My son Andrew Gerle, a pianist and composer, had the good fortune to grow up in Baltimore where his first seven years of piano study, (from age five to twelve), were with a private teacher, Rose Strauss. Andrew generally liked music, but was no more enthusiastic about practicing scales, exercises, or etudes than any child his age. Mrs. Strauss, through an incredible “stew” of Czerny Eight MeasurExercises, Op. 821; Haydn, Clementi, and Kuhlau movements (chosen to enhance the exercises and introduce great music at the same time); and the use of everything from Jon George to Burgmiiller Etudes, disguised as showpieces; gave Andrew what I regard as the most secure and relaxed technique imaginable.

This relaxed-but-disciplined approach was continued in his high school years at the Peabody Preparatory Department with Dr. Nancy Roldan, who included a healthy diet of Chopin, Liszt, and Scriabin Etudes. (In case you are wondering if this approach was ever put to the professional test, Andrew continued at Yale, studying with Peter Frankl, where he won both the Yale and The National Symphony Concerto Competitions.
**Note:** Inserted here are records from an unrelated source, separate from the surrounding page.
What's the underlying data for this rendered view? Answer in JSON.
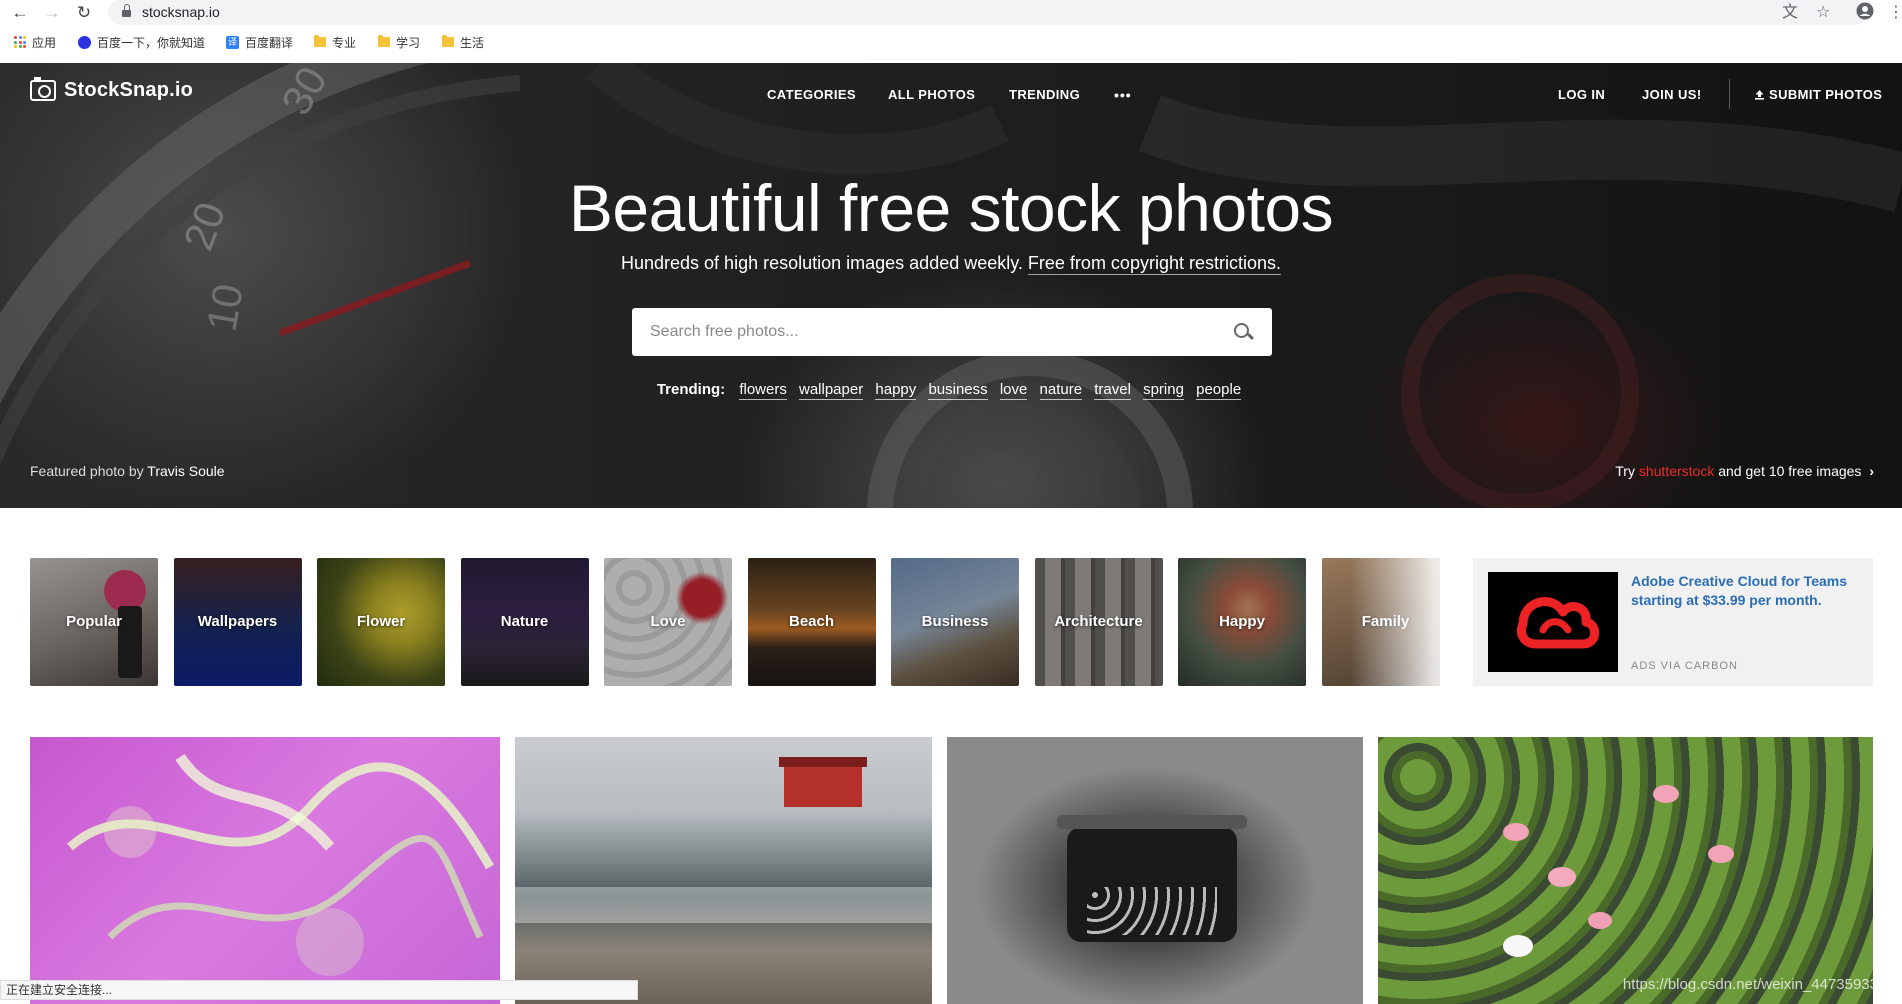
{
  "browser": {
    "url": "stocksnap.io",
    "bookmarks": [
      "应用",
      "百度一下，你就知道",
      "百度翻译",
      "专业",
      "学习",
      "生活"
    ]
  },
  "site": {
    "logo": "StockSnap.io",
    "nav": [
      "CATEGORIES",
      "ALL PHOTOS",
      "TRENDING",
      "•••"
    ],
    "login": "LOG IN",
    "join": "JOIN US!",
    "submit": "SUBMIT PHOTOS"
  },
  "hero": {
    "title": "Beautiful free stock photos",
    "subtitle": "Hundreds of high resolution images added weekly.",
    "subtitle_link": "Free from copyright restrictions.",
    "search_placeholder": "Search free photos...",
    "trending_label": "Trending:",
    "trending": [
      "flowers",
      "wallpaper",
      "happy",
      "business",
      "love",
      "nature",
      "travel",
      "spring",
      "people"
    ],
    "credit_prefix": "Featured photo by",
    "credit_name": "Travis Soule",
    "promo_try": "Try",
    "promo_brand": "shutterstock",
    "promo_rest": "and get 10 free images"
  },
  "categories": [
    "Popular",
    "Wallpapers",
    "Flower",
    "Nature",
    "Love",
    "Beach",
    "Business",
    "Architecture",
    "Happy",
    "Family"
  ],
  "ad": {
    "text": "Adobe Creative Cloud for Teams starting at $33.99 per month.",
    "via": "ADS VIA CARBON"
  },
  "status_bar": "正在建立安全连接...",
  "watermark": "https://blog.csdn.net/weixin_44735933"
}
Today we play duo-piano recitals, and he writes prize-winning musical theater shows.) Please forgive the “proud mother” digression, but I can think of no better example of a teaching regimen that successfully combined the musical and the technical on a limited budget of practice time.
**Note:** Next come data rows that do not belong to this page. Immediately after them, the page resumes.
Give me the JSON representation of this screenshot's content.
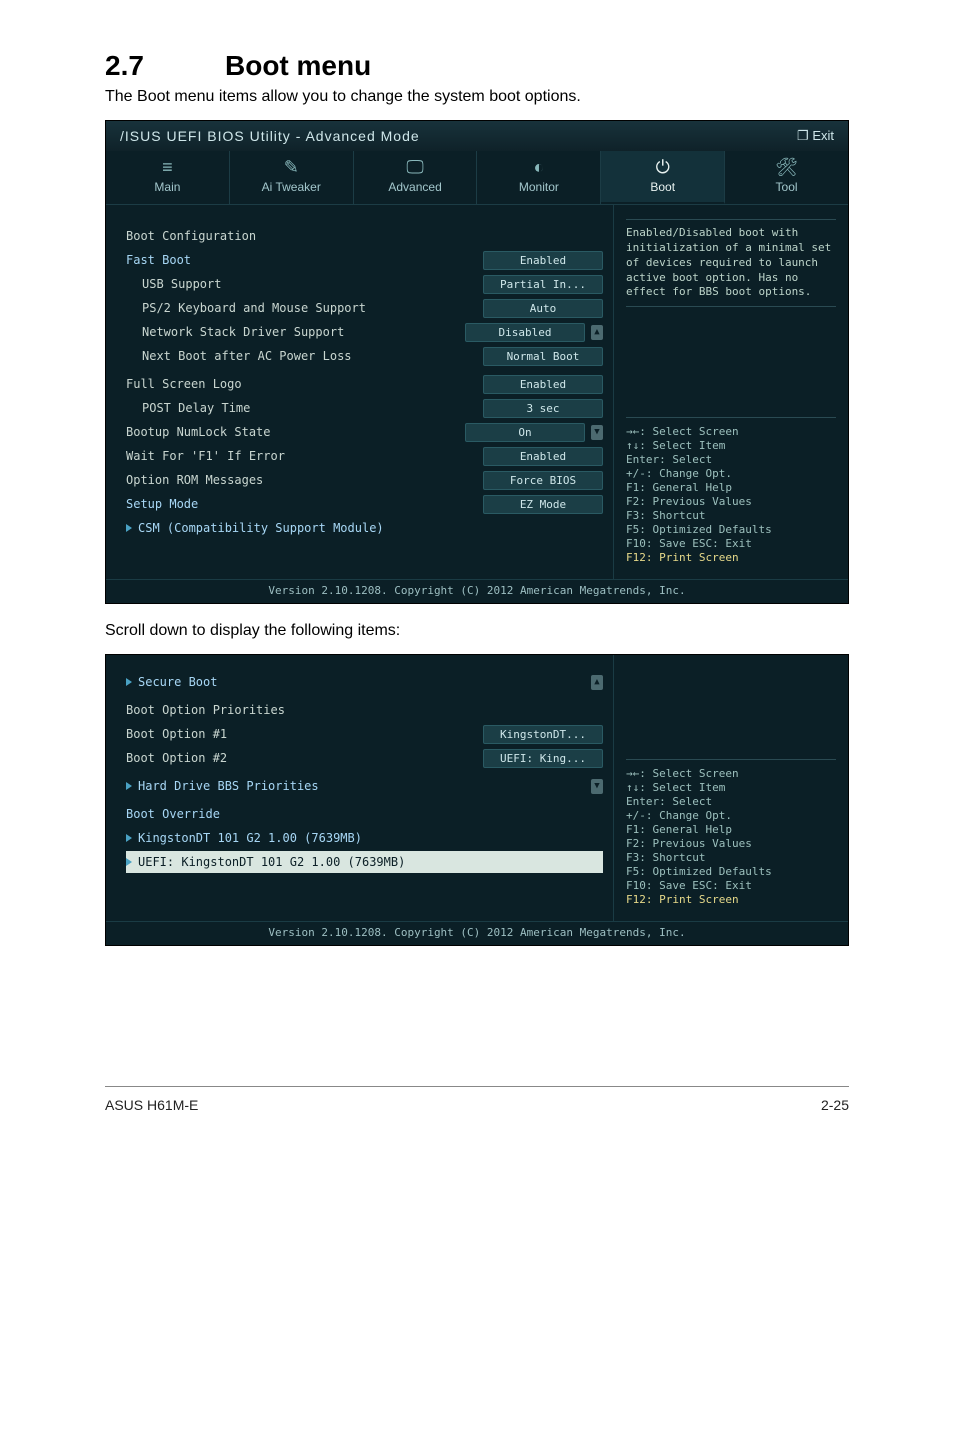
{
  "doc": {
    "section_number": "2.7",
    "section_title": "Boot menu",
    "intro": "The Boot menu items allow you to change the system boot options.",
    "scroll_note": "Scroll down to display the following items:",
    "footer_left": "ASUS H61M-E",
    "footer_right": "2-25"
  },
  "bios1": {
    "titlebar": {
      "logo": "/ISUS UEFI BIOS Utility - Advanced Mode",
      "exit": "Exit"
    },
    "tabs": {
      "main": "Main",
      "ai": "Ai Tweaker",
      "adv": "Advanced",
      "mon": "Monitor",
      "boot": "Boot",
      "tool": "Tool"
    },
    "rows": {
      "boot_cfg": "Boot Configuration",
      "fast_boot": {
        "label": "Fast Boot",
        "val": "Enabled"
      },
      "usb_support": {
        "label": "USB Support",
        "val": "Partial In..."
      },
      "ps2": {
        "label": "PS/2 Keyboard and Mouse Support",
        "val": "Auto"
      },
      "net_stack": {
        "label": "Network Stack Driver Support",
        "val": "Disabled"
      },
      "next_boot": {
        "label": "Next Boot after AC Power Loss",
        "val": "Normal Boot"
      },
      "full_logo": {
        "label": "Full Screen Logo",
        "val": "Enabled"
      },
      "post_delay": {
        "label": "POST Delay Time",
        "val": "3 sec"
      },
      "numlock": {
        "label": "Bootup NumLock State",
        "val": "On"
      },
      "wait_f1": {
        "label": "Wait For 'F1' If Error",
        "val": "Enabled"
      },
      "oprom": {
        "label": "Option ROM Messages",
        "val": "Force BIOS"
      },
      "setup_mode": {
        "label": "Setup Mode",
        "val": "EZ Mode"
      },
      "csm": "CSM (Compatibility Support Module)"
    },
    "help": "Enabled/Disabled boot with initialization of a minimal set of devices required to launch active boot option. Has no effect for BBS boot options.",
    "keys": {
      "k1": "→←: Select Screen",
      "k2": "↑↓: Select Item",
      "k3": "Enter: Select",
      "k4": "+/-: Change Opt.",
      "k5": "F1: General Help",
      "k6": "F2: Previous Values",
      "k7": "F3: Shortcut",
      "k8": "F5: Optimized Defaults",
      "k9": "F10: Save   ESC: Exit",
      "k10": "F12: Print Screen"
    },
    "footer": "Version 2.10.1208. Copyright (C) 2012 American Megatrends, Inc."
  },
  "bios2": {
    "rows": {
      "secure_boot": "Secure Boot",
      "bop_header": "Boot Option Priorities",
      "bo1": {
        "label": "Boot Option #1",
        "val": "KingstonDT..."
      },
      "bo2": {
        "label": "Boot Option #2",
        "val": "UEFI: King..."
      },
      "hdd_bbs": "Hard Drive BBS Priorities",
      "override": "Boot Override",
      "ov1": "KingstonDT 101 G2 1.00  (7639MB)",
      "ov2": "UEFI: KingstonDT 101 G2 1.00 (7639MB)"
    },
    "keys": {
      "k1": "→←: Select Screen",
      "k2": "↑↓: Select Item",
      "k3": "Enter: Select",
      "k4": "+/-: Change Opt.",
      "k5": "F1: General Help",
      "k6": "F2: Previous Values",
      "k7": "F3: Shortcut",
      "k8": "F5: Optimized Defaults",
      "k9": "F10: Save   ESC: Exit",
      "k10": "F12: Print Screen"
    },
    "footer": "Version 2.10.1208. Copyright (C) 2012 American Megatrends, Inc."
  }
}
Teaching exclusively at the university level, of course I teach Chopin, Liszt, and other standard etudes as musical masterpieces and for technical growth. Although The Catholic University of America has high standards, we occasionally accept students of great potential but limited technical discipline. By choice, I keep a mixed studio from freshmen to doctoral levels, and everyone is expected to be or become fluent in their basic technical equipment. Also, having noticed that brilliant “virtuoso” technique is often accompanied by lack of concentration leading to unnecessary lapses, I require everyone to play some Czerny, Op. 299- numbers 1-7 and 11, plus various others to address specific issues. I have two reasons for this. First, Czerny, as a student of Beethoven, targets problems arising in his music – e.g., the unexpected change of finger patterns, toward the end of Op. 299, No. 1; the abrupt key change in No.2; and the technique required in the last movement of the “Moonlight,” found in No. 3. Second, if concentration cannot last long enough to play seven lines of Czerny’s Op. 299, No.1, a flawless Chopin Etude seems unlikely. (A word of caution, the tempo markings in Czerny are correct and reflect tempi of some of the fastest scales in actual Beethoven works. The dynamic markings of forte should be avoided as they were probably designed for the light action of the fortepiano.)

From the Moszkowski Op. 72, the first one I teach is No.5 because of its easier passagework. It is also excellent for concentration. Number 2 has passagework for both right and left hand and hand crossings; No. 6 also has passagework in each hand, along with No. 1. Since this one is somewhat lengthy, Maurice Hinson, in his edition for Alfred, suggests playing mm. 49-63 as a daily exercise. Number 12 has black key passages and No.3 has chord playing plus a rotation movement, but it is NOT for small hands. From the Cramer Studies, (Alfred), No.2 and 12 have melody and accompaniment in the same hand. I teach No.2 first. Numbers 15 and 16 have broken chords in both hands, and No. 34 has hand crossings in a technique very similar to the “Gigue” from Bach’s Partita No.1 .

In conclusion, teachers have said to me that is seems regrettable to “turn off” potential music lovers, if not concert pianists, by forcing them to learn the rudiments of technique. Perhaps this is true in some cases, but I have witnessed much sadder cases when the career dreams of a talented undergraduate, or even a graduate student, cannot be realised because it is too late to instil the effortless physical equipment necessary to carry their musical message.

By Nancy Bachus. This article first appeared on www.ClavierCompanion.com.